▶ [Work item] Copy every entry exactly as it stands, though any image it holds should stay out of the copy.

App and web page records
****************************************

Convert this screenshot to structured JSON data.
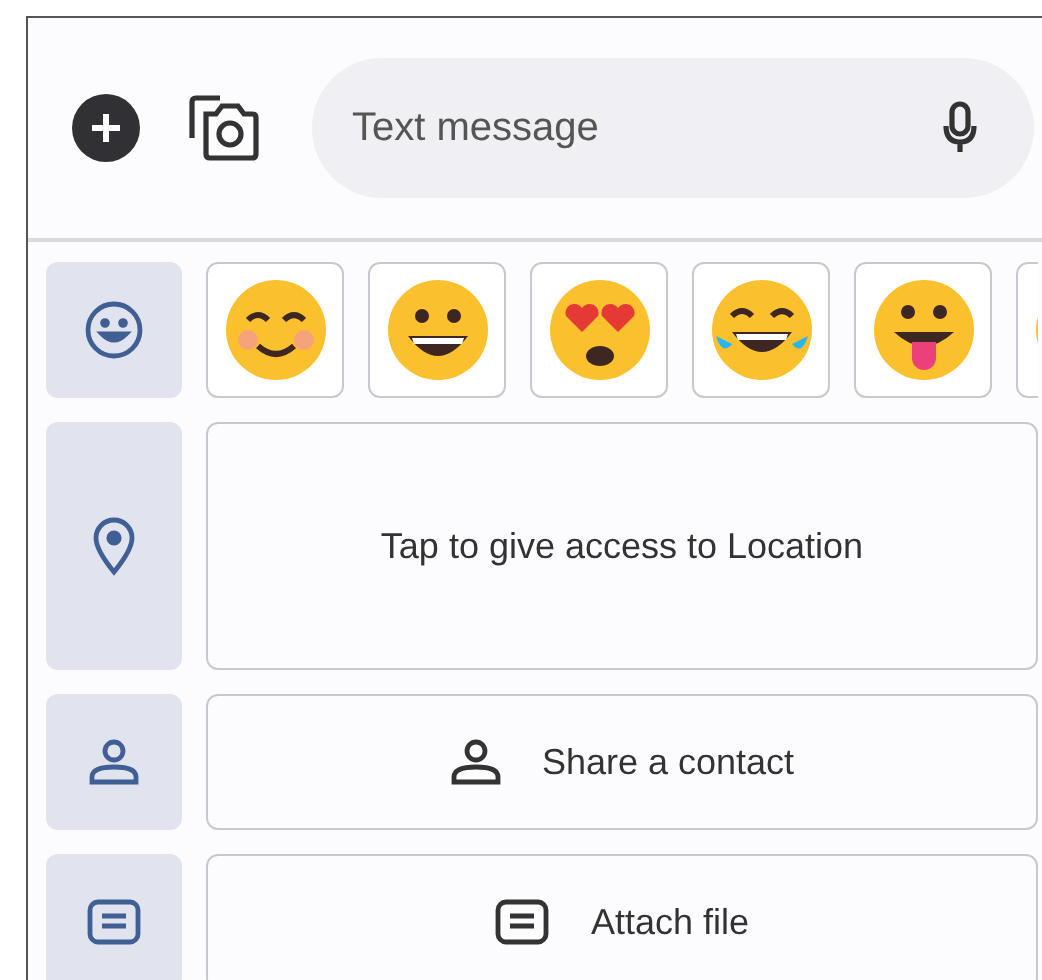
{
  "compose": {
    "placeholder": "Text message"
  },
  "location_card": {
    "text": "Tap to give access to Location"
  },
  "contact_card": {
    "text": "Share a contact"
  },
  "file_card": {
    "text": "Attach file"
  }
}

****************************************

▶ [Solved problem]
Convert this screenshot to structured JSON data.
{
  "compose": {
    "placeholder": "Text message"
  },
  "location_card": {
    "text": "Tap to give access to Location"
  },
  "contact_card": {
    "text": "Share a contact"
  },
  "file_card": {
    "text": "Attach file"
  }
}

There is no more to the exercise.